• _WHAT IS BEING ASKED_
Every line with "image" in it must be copied from the data.

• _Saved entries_
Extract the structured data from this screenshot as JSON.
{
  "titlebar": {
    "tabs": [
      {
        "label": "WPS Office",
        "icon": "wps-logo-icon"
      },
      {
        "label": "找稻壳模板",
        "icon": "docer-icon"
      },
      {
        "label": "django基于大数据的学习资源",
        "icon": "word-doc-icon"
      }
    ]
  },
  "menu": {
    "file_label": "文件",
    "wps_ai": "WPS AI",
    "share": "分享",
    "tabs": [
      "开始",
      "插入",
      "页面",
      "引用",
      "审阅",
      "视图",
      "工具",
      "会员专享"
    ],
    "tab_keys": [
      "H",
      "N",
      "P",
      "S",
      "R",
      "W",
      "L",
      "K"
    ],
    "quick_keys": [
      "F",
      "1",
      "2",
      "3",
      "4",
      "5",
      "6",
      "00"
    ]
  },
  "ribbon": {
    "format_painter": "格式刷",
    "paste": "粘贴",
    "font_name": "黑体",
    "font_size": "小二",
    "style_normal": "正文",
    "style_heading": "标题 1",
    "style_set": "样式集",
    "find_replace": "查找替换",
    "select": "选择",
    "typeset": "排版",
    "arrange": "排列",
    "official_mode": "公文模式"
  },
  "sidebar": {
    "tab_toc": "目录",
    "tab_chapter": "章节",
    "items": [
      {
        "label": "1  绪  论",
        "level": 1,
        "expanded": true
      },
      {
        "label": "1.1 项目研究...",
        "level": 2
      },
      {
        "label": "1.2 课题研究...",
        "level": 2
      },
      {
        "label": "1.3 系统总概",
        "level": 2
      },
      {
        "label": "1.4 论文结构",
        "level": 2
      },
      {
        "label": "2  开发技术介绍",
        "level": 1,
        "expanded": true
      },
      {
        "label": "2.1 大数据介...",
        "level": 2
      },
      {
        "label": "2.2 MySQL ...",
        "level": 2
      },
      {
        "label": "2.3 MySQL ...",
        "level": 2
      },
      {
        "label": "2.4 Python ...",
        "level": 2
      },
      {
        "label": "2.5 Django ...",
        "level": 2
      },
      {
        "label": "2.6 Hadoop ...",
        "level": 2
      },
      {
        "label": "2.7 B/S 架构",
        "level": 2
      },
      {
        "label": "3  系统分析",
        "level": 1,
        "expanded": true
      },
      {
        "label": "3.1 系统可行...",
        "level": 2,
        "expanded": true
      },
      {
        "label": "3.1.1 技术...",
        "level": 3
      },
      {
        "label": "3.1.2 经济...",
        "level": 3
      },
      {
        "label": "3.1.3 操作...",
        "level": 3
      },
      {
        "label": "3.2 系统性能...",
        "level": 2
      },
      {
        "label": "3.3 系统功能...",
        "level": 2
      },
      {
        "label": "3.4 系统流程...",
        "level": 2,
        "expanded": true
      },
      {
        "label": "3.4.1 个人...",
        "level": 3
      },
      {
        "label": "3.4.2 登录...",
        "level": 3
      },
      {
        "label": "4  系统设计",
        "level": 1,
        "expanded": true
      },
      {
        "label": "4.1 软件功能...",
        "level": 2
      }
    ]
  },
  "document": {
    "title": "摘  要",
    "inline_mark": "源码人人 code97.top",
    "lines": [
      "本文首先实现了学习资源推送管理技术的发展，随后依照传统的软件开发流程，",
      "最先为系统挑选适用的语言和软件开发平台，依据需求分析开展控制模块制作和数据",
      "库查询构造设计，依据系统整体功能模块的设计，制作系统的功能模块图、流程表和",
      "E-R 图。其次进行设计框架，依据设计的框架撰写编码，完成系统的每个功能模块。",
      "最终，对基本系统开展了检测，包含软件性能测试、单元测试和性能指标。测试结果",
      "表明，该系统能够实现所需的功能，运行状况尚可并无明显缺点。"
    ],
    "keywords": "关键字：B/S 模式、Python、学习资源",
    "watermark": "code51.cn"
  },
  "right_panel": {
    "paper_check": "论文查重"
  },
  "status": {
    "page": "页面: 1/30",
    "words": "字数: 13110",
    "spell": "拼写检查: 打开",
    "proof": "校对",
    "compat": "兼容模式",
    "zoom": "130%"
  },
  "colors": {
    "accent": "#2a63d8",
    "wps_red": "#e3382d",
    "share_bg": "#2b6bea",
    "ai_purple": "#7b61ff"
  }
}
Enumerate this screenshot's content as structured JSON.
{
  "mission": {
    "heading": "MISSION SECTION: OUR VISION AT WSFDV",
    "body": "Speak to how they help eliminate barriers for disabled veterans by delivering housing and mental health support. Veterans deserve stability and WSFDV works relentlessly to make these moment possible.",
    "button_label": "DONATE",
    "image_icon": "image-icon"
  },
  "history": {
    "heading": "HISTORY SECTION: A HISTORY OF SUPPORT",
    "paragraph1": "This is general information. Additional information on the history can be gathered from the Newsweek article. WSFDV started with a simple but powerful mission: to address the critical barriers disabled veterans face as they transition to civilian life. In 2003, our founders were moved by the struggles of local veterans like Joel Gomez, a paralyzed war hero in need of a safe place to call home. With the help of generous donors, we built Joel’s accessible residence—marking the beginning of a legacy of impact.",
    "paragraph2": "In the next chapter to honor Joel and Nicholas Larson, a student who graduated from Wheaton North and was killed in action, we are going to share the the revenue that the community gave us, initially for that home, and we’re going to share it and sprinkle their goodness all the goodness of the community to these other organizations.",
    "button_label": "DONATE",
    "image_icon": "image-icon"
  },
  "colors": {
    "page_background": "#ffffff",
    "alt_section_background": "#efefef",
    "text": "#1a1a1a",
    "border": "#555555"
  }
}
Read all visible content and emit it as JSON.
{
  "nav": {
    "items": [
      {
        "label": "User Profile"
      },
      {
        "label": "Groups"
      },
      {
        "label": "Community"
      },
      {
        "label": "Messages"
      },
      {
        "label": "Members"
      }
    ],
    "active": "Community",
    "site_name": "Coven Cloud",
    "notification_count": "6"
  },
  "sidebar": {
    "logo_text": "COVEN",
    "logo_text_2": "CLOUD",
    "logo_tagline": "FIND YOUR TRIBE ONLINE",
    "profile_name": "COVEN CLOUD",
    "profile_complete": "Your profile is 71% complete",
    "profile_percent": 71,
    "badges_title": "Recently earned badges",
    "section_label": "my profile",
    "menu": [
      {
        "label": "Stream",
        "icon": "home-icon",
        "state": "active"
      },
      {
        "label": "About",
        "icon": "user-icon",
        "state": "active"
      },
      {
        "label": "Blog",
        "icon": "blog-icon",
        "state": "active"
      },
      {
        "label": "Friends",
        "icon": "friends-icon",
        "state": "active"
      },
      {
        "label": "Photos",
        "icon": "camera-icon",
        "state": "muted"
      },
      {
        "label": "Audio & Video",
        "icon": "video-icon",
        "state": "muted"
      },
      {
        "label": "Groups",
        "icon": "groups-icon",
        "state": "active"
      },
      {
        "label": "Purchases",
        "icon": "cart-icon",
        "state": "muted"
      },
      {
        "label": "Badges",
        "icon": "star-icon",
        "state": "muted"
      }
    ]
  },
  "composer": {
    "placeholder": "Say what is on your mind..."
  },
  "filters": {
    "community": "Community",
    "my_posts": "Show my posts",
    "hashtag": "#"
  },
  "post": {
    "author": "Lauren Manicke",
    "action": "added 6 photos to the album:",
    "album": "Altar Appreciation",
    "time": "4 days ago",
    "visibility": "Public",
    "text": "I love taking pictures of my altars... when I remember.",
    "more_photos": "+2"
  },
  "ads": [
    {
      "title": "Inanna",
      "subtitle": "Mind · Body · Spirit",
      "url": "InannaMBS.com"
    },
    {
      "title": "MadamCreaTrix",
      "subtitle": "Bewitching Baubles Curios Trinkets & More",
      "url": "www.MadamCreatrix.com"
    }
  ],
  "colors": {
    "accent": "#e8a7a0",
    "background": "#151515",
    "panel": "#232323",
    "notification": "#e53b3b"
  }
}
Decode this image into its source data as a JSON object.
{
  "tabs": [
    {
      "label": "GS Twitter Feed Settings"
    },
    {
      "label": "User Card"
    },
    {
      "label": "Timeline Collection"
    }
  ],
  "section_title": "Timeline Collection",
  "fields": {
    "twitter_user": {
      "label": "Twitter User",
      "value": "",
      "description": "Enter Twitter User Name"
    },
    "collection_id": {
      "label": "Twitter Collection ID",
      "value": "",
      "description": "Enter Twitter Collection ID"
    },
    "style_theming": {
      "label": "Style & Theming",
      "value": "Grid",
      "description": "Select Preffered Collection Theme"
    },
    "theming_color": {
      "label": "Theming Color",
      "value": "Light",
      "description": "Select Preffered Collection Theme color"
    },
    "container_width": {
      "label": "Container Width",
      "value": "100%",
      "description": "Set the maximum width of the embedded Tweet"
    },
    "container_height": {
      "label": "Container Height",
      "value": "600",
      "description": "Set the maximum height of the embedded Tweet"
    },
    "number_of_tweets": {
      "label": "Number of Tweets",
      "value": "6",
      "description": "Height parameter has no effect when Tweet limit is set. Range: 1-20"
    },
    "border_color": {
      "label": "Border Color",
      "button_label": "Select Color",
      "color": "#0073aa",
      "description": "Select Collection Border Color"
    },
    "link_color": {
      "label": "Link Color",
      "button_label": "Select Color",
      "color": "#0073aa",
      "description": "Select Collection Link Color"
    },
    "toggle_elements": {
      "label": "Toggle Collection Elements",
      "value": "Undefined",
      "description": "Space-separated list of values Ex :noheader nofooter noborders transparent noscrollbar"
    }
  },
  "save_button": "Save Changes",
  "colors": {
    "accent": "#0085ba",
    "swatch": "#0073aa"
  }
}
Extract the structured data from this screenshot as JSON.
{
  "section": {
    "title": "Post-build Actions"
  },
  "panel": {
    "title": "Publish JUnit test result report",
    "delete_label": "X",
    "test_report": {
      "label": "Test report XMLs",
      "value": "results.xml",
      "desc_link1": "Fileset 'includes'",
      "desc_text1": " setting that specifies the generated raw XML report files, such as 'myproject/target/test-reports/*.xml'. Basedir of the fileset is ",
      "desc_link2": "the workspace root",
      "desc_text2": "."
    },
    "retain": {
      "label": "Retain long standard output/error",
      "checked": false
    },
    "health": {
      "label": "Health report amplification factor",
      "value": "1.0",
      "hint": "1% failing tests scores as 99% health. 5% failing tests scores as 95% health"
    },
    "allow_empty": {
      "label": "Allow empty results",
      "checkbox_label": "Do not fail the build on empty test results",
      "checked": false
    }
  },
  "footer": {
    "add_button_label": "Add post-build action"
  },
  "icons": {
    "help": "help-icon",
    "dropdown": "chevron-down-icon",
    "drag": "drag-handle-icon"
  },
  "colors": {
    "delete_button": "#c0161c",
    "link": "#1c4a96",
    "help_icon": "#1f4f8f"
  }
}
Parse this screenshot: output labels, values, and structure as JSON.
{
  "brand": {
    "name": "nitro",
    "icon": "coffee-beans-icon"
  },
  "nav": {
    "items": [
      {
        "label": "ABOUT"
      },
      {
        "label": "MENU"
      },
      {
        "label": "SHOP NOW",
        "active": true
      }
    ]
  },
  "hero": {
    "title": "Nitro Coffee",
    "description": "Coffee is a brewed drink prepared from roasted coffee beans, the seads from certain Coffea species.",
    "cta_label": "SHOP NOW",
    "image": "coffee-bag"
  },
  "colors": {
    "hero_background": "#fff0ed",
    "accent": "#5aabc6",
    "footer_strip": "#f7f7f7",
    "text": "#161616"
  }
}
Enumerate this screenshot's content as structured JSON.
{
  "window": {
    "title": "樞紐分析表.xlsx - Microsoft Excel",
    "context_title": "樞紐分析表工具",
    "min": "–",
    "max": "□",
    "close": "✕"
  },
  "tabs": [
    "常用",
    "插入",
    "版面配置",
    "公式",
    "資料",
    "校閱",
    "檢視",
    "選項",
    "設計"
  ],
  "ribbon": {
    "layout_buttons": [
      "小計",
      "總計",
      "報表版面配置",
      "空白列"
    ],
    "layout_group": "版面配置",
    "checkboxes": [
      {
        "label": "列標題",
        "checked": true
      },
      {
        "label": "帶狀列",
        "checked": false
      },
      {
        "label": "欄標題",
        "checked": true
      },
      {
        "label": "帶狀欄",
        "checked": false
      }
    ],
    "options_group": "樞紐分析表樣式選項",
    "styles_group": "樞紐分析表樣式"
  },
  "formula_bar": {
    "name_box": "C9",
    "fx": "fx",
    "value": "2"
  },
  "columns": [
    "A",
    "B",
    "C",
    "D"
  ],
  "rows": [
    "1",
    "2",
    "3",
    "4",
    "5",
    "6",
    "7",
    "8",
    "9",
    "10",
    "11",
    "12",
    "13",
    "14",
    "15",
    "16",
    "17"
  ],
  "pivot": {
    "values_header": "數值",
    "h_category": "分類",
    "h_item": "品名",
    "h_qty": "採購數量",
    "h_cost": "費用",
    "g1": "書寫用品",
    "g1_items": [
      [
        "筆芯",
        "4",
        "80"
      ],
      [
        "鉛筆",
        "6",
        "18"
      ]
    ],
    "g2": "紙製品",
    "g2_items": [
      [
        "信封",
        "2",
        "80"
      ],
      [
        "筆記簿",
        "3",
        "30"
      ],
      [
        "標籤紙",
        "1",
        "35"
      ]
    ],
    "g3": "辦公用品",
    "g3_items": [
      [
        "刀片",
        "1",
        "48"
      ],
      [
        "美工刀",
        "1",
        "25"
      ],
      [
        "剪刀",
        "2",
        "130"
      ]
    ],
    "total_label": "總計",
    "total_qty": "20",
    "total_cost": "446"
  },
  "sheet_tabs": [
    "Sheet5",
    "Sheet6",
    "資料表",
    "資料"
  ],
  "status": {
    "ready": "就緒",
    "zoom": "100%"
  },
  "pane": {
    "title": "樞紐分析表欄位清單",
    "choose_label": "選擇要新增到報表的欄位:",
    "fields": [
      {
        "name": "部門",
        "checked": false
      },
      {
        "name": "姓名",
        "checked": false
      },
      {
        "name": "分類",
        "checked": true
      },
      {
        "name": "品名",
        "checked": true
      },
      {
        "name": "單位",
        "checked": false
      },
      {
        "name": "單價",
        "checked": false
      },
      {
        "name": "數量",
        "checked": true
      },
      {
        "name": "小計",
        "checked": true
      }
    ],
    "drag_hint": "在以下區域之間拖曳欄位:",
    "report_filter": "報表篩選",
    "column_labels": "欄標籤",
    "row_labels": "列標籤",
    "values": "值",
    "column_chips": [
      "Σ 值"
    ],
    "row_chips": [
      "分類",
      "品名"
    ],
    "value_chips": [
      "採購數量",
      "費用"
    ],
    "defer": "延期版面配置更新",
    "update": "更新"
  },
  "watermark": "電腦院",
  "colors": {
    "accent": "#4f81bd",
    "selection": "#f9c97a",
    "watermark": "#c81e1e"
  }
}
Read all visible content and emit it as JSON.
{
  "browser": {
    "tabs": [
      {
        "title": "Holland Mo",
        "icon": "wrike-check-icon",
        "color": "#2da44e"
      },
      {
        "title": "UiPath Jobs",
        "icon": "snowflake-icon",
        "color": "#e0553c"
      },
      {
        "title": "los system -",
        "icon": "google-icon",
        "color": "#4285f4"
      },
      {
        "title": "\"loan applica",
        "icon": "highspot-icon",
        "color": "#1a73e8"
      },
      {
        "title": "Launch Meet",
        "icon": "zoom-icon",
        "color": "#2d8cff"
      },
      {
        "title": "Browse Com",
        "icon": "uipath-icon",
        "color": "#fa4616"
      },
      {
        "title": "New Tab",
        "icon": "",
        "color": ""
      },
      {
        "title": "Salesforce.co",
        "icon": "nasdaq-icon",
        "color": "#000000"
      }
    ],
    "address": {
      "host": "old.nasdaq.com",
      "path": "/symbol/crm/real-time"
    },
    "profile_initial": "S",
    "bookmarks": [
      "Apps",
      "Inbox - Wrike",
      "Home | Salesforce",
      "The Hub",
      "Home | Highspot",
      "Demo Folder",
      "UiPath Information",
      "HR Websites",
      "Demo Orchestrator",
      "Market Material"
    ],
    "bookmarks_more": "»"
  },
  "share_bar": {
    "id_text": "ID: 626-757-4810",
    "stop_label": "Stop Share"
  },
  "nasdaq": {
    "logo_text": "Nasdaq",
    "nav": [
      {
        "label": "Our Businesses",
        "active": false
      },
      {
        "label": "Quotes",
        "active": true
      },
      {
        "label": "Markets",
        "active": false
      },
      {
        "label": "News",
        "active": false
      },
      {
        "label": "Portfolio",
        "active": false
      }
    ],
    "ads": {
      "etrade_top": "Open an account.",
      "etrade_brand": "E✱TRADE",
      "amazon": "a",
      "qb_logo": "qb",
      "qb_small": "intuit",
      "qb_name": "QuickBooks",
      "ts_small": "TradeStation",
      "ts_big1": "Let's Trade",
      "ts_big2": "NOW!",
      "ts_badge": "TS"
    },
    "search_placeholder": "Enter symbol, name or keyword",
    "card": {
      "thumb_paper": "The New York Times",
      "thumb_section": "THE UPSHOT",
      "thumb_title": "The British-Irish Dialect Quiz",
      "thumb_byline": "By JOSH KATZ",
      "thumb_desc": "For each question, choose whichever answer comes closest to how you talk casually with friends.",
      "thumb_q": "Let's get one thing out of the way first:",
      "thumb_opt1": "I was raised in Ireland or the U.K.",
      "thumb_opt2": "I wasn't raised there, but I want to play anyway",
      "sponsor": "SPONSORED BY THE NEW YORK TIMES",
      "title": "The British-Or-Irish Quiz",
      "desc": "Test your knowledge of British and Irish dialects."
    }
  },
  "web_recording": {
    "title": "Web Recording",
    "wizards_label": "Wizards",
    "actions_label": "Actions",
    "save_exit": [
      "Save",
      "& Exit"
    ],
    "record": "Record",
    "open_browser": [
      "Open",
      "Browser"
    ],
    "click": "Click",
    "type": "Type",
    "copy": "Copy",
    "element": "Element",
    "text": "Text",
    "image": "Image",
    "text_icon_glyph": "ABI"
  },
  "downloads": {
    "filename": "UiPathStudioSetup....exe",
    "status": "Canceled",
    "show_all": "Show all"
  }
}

• _TASK ANSWER_
    "image_icon": "image-icon"
    "image_icon": "image-icon"
Decode this image into its source data as a JSON object.
    "image": "coffee-bag"
    "image": "Image",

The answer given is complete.